The Prince of Wales used the ceremony marking the 300th anniversary of Fleet Street yesterday to criticise the media for being "too cynical and intrusive" and undermining Britain's institutions by focusing on the foibles of individuals.

He told the audience of newspaper owners and editors there was a "culture of complaining" that did not appreciate the vital contribution of the Church, the Civil Service, the police, and the armed services and subjected them to "unfair criticism and exposure to debate".

The speech, written by the Prince, and trailed by St James's Palace as "robust and controversial", was delivered at St Brides, "the journalists' church" to celebrate the tricentenary of Britain's first daily newspaper, the Daily Courant.

The Prince told 25 chairmen and chief executives of newspapers, including Rupert Murdoch and Richard Desmond, that the Press had been "awkward, cantankerous, cynical, bloody-minded, at times intrusive, at times inaccurate and at times deeply unfair and harmful to individuals and to institutions".

The Prince acknowledged Thomas Jefferson's views that "these faults are the 'reality of our liberty'... virtues and vices rolled into one". He added that the media had sometimes been "too cynical, too ready to assume the worst", and, as a result, "important parts of British life have become damaged because of the failings not of the institutions themselves, but of individuals within them".

Touching on the row over government "spin", Prince Charles said "the boundary between constructive comment about structures and destructive scepticism about the integrity of any public servant seems sometimes to be blurred ... Does our faith in the integrity of the Civil Service – or public service itself – not become dented by the actions of a small minority of individuals?
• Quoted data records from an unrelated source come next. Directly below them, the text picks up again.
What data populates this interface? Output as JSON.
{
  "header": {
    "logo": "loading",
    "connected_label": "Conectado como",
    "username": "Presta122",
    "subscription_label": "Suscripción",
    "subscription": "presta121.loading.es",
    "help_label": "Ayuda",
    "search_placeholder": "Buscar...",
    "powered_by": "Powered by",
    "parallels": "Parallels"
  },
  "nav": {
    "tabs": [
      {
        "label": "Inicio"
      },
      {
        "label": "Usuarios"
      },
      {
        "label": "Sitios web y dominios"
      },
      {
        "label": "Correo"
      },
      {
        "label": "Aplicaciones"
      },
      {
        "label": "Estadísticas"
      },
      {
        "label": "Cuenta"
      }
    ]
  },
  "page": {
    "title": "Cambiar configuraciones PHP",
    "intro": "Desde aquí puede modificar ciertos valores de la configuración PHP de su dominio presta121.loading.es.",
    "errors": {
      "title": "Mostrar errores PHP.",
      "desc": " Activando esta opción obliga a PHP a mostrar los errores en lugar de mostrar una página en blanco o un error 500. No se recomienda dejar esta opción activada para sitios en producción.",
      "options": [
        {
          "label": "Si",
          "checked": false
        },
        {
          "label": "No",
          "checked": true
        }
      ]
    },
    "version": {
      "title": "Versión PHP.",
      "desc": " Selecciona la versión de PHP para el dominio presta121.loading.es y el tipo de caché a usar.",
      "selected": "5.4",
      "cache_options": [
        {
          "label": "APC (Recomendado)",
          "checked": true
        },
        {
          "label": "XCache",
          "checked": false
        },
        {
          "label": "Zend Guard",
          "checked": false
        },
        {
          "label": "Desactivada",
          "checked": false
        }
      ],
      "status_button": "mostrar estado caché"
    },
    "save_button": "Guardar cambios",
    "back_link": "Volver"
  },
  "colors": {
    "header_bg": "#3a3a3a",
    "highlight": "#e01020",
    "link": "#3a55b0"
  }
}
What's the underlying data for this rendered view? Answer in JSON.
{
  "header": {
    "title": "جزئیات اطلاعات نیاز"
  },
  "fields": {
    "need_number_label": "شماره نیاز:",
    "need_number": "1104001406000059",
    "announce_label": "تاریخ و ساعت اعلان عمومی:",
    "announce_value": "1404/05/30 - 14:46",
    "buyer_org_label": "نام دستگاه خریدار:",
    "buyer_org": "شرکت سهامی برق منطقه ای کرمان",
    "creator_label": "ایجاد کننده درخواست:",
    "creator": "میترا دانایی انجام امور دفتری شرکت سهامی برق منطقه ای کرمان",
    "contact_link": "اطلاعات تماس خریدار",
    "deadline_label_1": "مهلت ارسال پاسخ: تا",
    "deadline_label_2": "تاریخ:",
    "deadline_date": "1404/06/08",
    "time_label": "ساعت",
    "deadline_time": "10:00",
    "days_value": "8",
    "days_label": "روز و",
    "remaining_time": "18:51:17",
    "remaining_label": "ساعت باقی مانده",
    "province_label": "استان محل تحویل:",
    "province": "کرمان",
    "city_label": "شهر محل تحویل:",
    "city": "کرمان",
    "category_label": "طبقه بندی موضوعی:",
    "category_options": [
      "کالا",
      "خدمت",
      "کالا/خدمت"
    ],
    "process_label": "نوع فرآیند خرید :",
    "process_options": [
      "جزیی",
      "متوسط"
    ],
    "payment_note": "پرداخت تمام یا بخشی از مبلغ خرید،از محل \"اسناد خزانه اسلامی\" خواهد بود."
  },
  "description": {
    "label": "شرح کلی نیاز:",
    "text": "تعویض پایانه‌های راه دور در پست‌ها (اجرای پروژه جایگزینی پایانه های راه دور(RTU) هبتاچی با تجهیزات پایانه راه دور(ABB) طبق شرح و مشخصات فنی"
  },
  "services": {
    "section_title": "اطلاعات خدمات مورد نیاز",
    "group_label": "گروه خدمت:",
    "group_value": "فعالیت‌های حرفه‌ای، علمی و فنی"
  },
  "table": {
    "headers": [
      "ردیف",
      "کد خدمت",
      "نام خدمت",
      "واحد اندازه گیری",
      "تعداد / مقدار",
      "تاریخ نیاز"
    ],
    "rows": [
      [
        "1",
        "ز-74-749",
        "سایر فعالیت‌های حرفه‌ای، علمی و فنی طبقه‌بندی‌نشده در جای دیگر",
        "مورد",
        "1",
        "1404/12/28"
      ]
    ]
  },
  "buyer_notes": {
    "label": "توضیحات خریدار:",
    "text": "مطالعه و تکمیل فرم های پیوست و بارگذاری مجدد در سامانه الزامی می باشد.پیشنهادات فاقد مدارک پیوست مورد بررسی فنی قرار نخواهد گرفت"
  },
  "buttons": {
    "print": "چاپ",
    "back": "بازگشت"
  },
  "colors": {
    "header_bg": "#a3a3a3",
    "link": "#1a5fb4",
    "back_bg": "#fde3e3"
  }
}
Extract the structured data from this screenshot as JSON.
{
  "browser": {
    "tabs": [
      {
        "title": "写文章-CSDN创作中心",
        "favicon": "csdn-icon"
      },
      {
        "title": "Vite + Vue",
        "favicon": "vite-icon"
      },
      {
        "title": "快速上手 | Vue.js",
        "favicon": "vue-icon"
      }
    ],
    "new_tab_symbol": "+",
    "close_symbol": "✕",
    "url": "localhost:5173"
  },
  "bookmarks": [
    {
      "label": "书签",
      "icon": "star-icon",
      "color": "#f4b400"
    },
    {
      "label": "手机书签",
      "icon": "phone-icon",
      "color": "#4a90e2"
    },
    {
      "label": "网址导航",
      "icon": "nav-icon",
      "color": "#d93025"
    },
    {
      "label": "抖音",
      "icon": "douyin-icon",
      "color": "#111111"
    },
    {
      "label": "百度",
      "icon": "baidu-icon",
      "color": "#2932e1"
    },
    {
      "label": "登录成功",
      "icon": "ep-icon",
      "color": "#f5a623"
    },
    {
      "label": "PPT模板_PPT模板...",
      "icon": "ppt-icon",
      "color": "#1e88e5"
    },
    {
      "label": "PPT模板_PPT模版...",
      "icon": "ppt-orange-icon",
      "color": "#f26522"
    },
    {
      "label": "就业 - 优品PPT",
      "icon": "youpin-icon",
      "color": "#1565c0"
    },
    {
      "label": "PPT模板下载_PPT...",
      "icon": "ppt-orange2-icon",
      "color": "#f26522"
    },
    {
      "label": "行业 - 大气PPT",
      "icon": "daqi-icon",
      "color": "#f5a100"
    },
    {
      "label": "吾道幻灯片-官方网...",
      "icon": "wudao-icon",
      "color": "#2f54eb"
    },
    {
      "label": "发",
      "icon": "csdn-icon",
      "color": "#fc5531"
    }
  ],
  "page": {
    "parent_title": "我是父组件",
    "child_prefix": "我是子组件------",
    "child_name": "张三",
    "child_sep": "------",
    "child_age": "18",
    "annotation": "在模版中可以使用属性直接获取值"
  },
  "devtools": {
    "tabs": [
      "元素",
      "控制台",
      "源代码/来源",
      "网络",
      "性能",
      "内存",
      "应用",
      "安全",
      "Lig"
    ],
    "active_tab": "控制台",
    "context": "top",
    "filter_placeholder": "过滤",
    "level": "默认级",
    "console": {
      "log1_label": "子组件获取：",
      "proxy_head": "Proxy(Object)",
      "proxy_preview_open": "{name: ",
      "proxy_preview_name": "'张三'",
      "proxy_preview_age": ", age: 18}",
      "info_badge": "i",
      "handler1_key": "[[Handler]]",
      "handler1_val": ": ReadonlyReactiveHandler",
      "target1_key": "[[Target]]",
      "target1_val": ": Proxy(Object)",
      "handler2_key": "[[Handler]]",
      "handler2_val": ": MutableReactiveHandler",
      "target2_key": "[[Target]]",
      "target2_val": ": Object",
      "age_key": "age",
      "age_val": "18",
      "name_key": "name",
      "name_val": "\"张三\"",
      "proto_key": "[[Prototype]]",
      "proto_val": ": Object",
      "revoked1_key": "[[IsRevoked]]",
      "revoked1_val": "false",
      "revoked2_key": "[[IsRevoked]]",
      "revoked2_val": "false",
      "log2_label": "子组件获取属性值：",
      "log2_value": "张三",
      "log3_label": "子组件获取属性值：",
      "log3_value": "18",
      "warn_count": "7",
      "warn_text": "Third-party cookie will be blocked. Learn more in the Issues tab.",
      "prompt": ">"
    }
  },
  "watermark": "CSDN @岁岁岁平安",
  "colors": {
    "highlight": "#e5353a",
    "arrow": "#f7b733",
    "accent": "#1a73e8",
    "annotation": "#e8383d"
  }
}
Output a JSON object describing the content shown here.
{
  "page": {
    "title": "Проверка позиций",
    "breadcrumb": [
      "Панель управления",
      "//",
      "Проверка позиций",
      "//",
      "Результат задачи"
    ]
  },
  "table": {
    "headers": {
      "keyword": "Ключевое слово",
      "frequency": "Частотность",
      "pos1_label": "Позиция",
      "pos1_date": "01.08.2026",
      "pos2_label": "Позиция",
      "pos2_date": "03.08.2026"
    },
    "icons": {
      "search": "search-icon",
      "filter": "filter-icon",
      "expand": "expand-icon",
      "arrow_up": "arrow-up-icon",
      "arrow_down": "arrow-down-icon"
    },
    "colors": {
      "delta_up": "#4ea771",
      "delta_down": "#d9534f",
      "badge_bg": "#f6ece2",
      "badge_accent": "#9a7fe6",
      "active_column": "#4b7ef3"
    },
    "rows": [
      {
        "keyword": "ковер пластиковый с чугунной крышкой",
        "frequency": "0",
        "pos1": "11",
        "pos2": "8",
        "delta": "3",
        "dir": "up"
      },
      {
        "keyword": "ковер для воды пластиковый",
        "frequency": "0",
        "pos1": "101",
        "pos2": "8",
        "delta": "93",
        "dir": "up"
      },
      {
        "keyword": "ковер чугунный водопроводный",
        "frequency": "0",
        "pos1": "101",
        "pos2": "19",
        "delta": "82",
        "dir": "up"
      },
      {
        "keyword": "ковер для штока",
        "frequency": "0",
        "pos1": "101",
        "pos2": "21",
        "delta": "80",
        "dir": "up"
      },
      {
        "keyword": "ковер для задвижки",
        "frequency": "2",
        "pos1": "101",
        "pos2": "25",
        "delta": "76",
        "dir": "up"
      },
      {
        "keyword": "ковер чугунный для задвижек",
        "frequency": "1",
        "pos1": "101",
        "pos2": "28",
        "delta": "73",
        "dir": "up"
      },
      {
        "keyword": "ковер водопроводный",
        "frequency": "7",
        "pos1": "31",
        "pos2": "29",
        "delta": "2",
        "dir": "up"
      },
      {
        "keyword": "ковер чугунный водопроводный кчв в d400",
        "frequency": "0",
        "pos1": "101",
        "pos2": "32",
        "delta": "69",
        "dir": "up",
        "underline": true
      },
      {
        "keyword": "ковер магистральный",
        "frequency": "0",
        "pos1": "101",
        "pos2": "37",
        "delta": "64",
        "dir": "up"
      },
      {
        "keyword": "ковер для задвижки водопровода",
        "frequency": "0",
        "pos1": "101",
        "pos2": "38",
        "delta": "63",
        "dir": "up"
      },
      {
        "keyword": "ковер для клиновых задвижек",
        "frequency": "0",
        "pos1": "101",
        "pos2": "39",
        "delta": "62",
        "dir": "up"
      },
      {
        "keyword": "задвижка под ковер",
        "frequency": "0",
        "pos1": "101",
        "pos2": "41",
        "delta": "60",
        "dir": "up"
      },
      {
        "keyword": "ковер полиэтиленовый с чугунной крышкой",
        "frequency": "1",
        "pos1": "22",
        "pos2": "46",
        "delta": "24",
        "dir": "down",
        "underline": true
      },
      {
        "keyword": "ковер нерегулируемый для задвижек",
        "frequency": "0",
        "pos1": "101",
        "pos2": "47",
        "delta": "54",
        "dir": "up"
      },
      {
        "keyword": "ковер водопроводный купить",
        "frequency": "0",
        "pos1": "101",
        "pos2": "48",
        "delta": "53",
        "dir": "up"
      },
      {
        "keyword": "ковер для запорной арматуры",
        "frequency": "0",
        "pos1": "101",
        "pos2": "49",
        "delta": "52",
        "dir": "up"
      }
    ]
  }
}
"The public services' roots are human ones, and their reputations are susceptible to long-term decay and [the] corrosive drip of constant criticism. A degree of this criticism stems from a culture which is too often concerned with complaining, everyone demanding their 'rights', whatever they may be, and blaming others when things go wrong."

The Prince of Wales later visited the London Press Club, at St Brides Institute, for a newspaper exhibition, and was photographed staring with bemusement at a News of the World front page about the Earl and Countess of Wessex giving up their jobs, headlined "At Last". The story was about "Royal handouts".